• Data records for software interfaces

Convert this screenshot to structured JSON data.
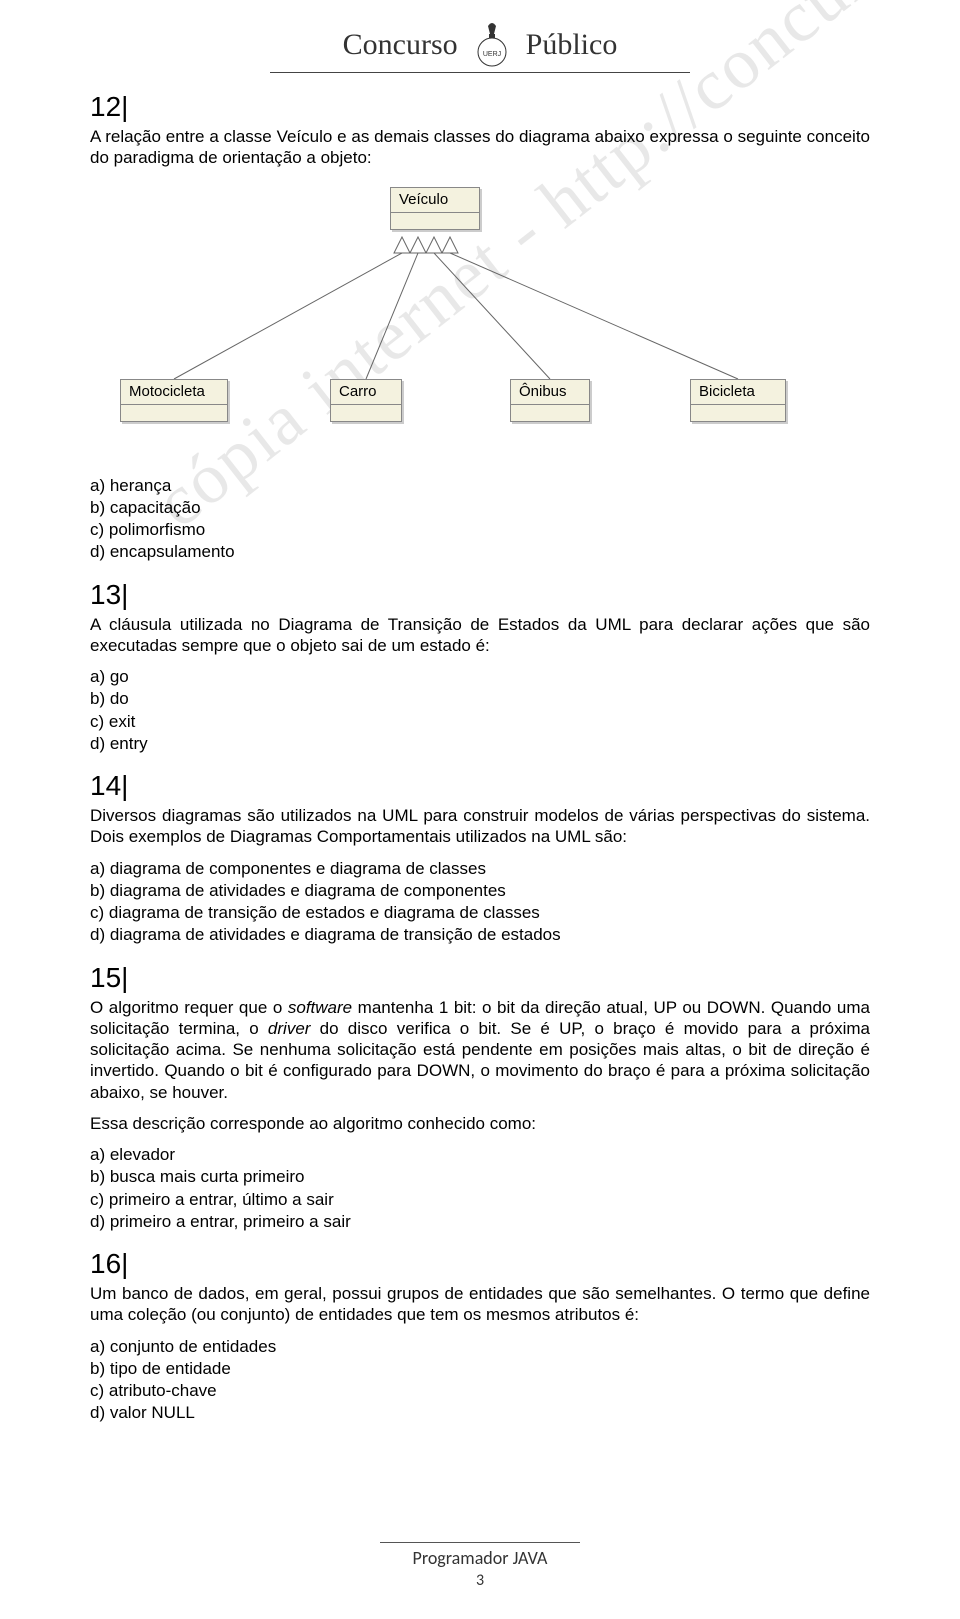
{
  "header": {
    "left": "Concurso",
    "right": "Público",
    "logo_alt": "UERJ"
  },
  "watermark": "cópia internet - http://concursos.srh.uerj.br/",
  "diagram": {
    "parent": "Veículo",
    "children": [
      "Motocicleta",
      "Carro",
      "Ônibus",
      "Bicicleta"
    ]
  },
  "q12": {
    "num": "12",
    "text": "A relação entre a classe Veículo e as demais classes do diagrama abaixo expressa o seguinte conceito do paradigma de orientação a objeto:",
    "opts": {
      "a": "a) herança",
      "b": "b) capacitação",
      "c": "c) polimorfismo",
      "d": "d) encapsulamento"
    }
  },
  "q13": {
    "num": "13",
    "text": "A cláusula utilizada no Diagrama de Transição de Estados da UML para declarar ações que são executadas sempre que o objeto sai de um estado é:",
    "opts": {
      "a": "a) go",
      "b": "b) do",
      "c": "c) exit",
      "d": "d) entry"
    }
  },
  "q14": {
    "num": "14",
    "text": "Diversos diagramas são utilizados na UML para construir modelos de várias perspectivas do sistema. Dois exemplos de Diagramas Comportamentais utilizados na UML são:",
    "opts": {
      "a": "a) diagrama de componentes e diagrama de classes",
      "b": "b) diagrama de atividades e diagrama de componentes",
      "c": "c) diagrama de transição de estados e diagrama de classes",
      "d": "d) diagrama de atividades e diagrama de transição de estados"
    }
  },
  "q15": {
    "num": "15",
    "text_parts": {
      "p1a": "O algoritmo requer que o ",
      "p1b": "software",
      "p1c": " mantenha 1 bit: o bit da direção atual, UP ou DOWN. Quando uma solicitação termina, o ",
      "p1d": "driver",
      "p1e": " do disco verifica o bit. Se é UP, o braço é movido para a próxima solicitação acima. Se nenhuma solicitação está pendente em posições mais altas, o bit de direção é invertido. Quando o bit é configurado para DOWN, o movimento do braço é para a próxima solicitação abaixo, se houver."
    },
    "subtext": "Essa descrição corresponde ao algoritmo conhecido como:",
    "opts": {
      "a": "a) elevador",
      "b": "b) busca mais curta primeiro",
      "c": "c) primeiro a entrar, último a sair",
      "d": "d) primeiro a entrar, primeiro a sair"
    }
  },
  "q16": {
    "num": "16",
    "text": "Um banco de dados, em geral, possui grupos de entidades que são semelhantes. O termo que define uma coleção (ou conjunto) de entidades que tem os mesmos atributos é:",
    "opts": {
      "a": "a) conjunto de entidades",
      "b": "b) tipo de entidade",
      "c": "c) atributo-chave",
      "d": "d) valor NULL"
    }
  },
  "footer": {
    "title": "Programador JAVA",
    "page": "3"
  }
}
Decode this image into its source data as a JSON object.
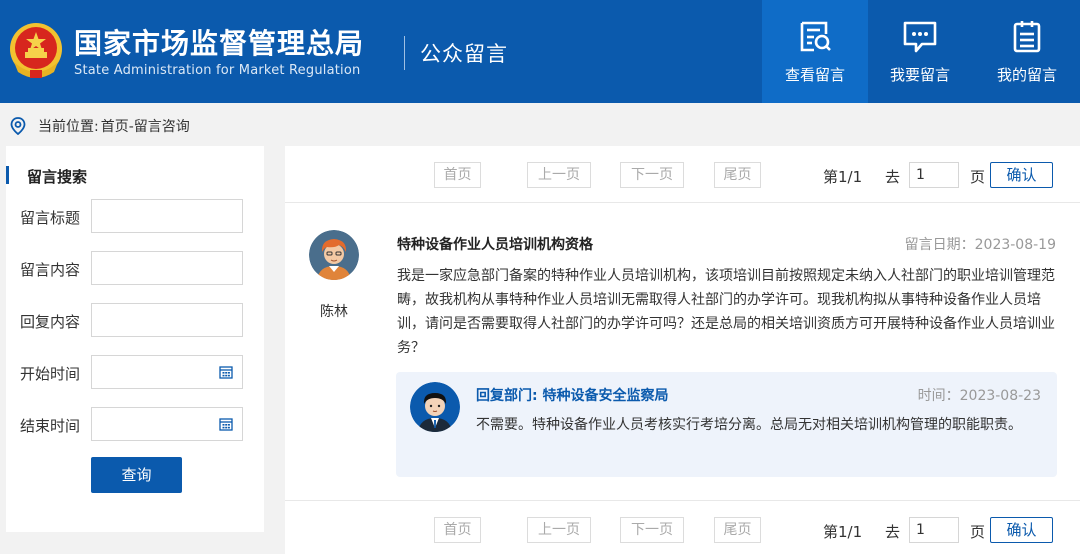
{
  "header": {
    "org_name_cn": "国家市场监督管理总局",
    "org_name_en": "State Administration for Market Regulation",
    "section_title": "公众留言",
    "nav": [
      {
        "label": "查看留言",
        "icon": "view-messages-icon",
        "active": true
      },
      {
        "label": "我要留言",
        "icon": "write-message-icon",
        "active": false
      },
      {
        "label": "我的留言",
        "icon": "my-messages-icon",
        "active": false
      }
    ]
  },
  "breadcrumb": {
    "label": "当前位置:",
    "path": "首页-留言咨询"
  },
  "sidebar": {
    "title": "留言搜索",
    "fields": [
      {
        "label": "留言标题",
        "value": ""
      },
      {
        "label": "留言内容",
        "value": ""
      },
      {
        "label": "回复内容",
        "value": ""
      },
      {
        "label": "开始时间",
        "value": ""
      },
      {
        "label": "结束时间",
        "value": ""
      }
    ],
    "search_label": "查询"
  },
  "pager": {
    "first": "首页",
    "prev": "上一页",
    "next": "下一页",
    "last": "尾页",
    "page_info": "第1/1",
    "goto_label": "去",
    "page_input": "1",
    "page_unit": "页",
    "confirm": "确认"
  },
  "message": {
    "user": "陈林",
    "title": "特种设备作业人员培训机构资格",
    "date": "留言日期：2023-08-19",
    "body": "我是一家应急部门备案的特种作业人员培训机构，该项培训目前按照规定未纳入人社部门的职业培训管理范畴，故我机构从事特种作业人员培训无需取得人社部门的办学许可。现我机构拟从事特种设备作业人员培训，请问是否需要取得人社部门的办学许可吗？还是总局的相关培训资质方可开展特种设备作业人员培训业务？"
  },
  "reply": {
    "dept": "回复部门: 特种设备安全监察局",
    "time": "时间：2023-08-23",
    "body": "不需要。特种设备作业人员考核实行考培分离。总局无对相关培训机构管理的职能职责。"
  },
  "colors": {
    "brand_blue": "#0b5aad",
    "active_nav": "#0f6cc7",
    "reply_bg": "#eef3fb"
  }
}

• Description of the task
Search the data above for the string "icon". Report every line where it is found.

• Exercise answer
        "icon": "view-messages-icon",
        "icon": "write-message-icon",
        "icon": "my-messages-icon",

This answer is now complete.